For nearly four hundred years it was the only parish church in the city. It became a Lutheran Protestant church in 1527. Because of its convenient size and its proximity to the royal palace it has frequently been the site of major events in Swedish history, such as coronations, royal wedding and royal funerals.
The most famous of its treasures is the dramatic wooden statue of Saint George and the Dragon attributed to Bernt Notke (1489). The statue, commissioned to commemorate the Battle of Brunkeberg (1471), also serves as a reliquary, containing relics supposedly of Saint George and two other saints.
The church also contains a copy of the oldest known image of Stockholm, the painting Vädersolstavlan (“The Sun Dog Painting”), a 1632 copy of a lost original from 1535. The painting was commissioned by the scholar and reformer Olaus Petri. It depicts a halo display, e.g. sun dogs, which gives the painting its name and in the 16th century was interpreted as an good omen.
After we left the Stockholm Cathedral in Old Town, we went to the Vasa Museum. The Vasa is the only preserved seventeenth-century (Viking!) war ship in the world, and a unique art treasure.

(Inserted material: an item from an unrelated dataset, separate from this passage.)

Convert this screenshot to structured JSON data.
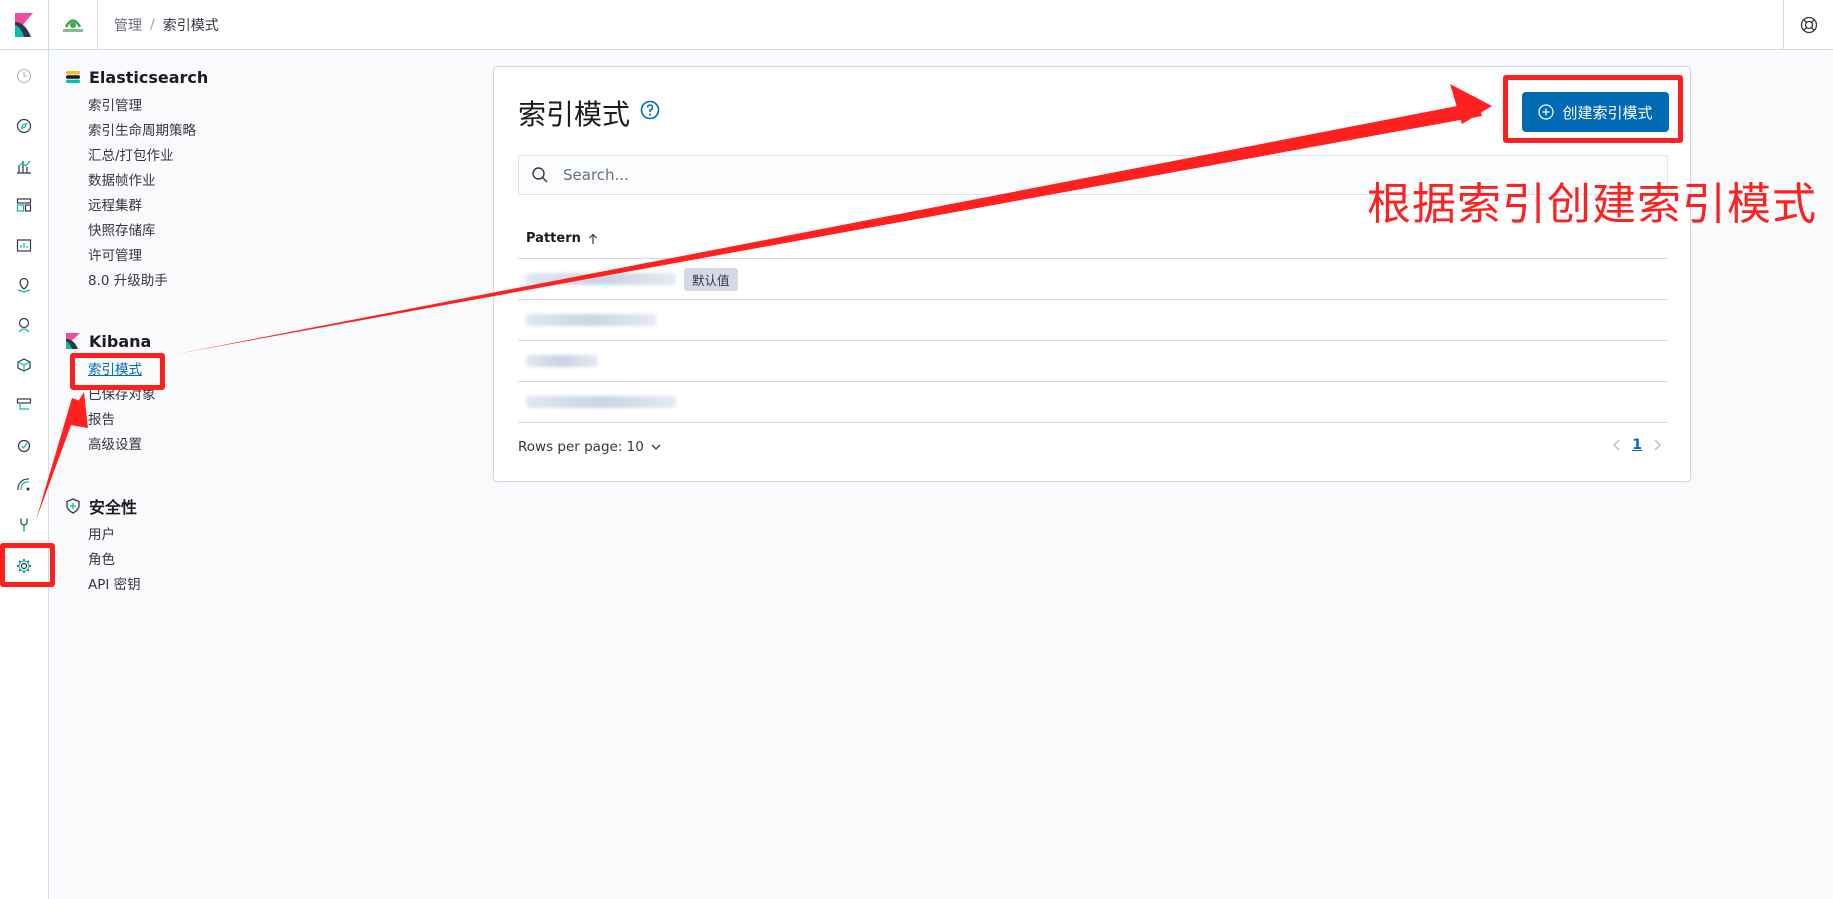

More than 95 percent of the ship is original, and it is decorated with hundreds of carved sculptures. The 69 meter-long warship Vasa sank on its maiden voyage in the middle of Stockholm in 1628, and was salvaged 333 years later in 1961. For nearly half a century the ship has been painstakingly restored to its original glory. The three masts on the roof outside the specially built Vasa museum show the height of the ship’s original masts.
This ship was amazing!!!! Jeff and I ended up taking 708 photos in Stockholm, and I think it was because we took so many of this ship! And we only had about 20 minutes to take photos and explore the museum once the guide was done telling us about it. It is enormous and impressive! Like the Stockholm Cathedral, it is impossible to get the entire ship into a regular photo. The photo below is good because you can see people in the lower left of the picture to give you a sense of the size of the ship!
The ship sunk because it was too top heavy. (Perhaps the Swedes were better explorers than engineers at that time?) It sunk in the archipelago, not far from the harbor, on its maiden voyage, in about 30 meters of water.Most of the people on board were rescued, as they could climb up the masts (which were 42 and 54 meters high) which stuck up out of the water. The ship stayed there with almost no damage for so many years because the sea water in the Stockholm archipelago is very brackish. So much fresh river water flows into it that sea worms and other decomposers cannot live in it. Below is another photo showing a scale model of the Vasa.
I definitely want to return to Stockholm to spend more time in the Vasa Museum! When we returned to the cruise ship, it was the second formal dinner night. This last photo is of Jeff and Me dressed up nicely for dinner, with the Stockholm archipelago in the background behind us as the ship headed out to Finland.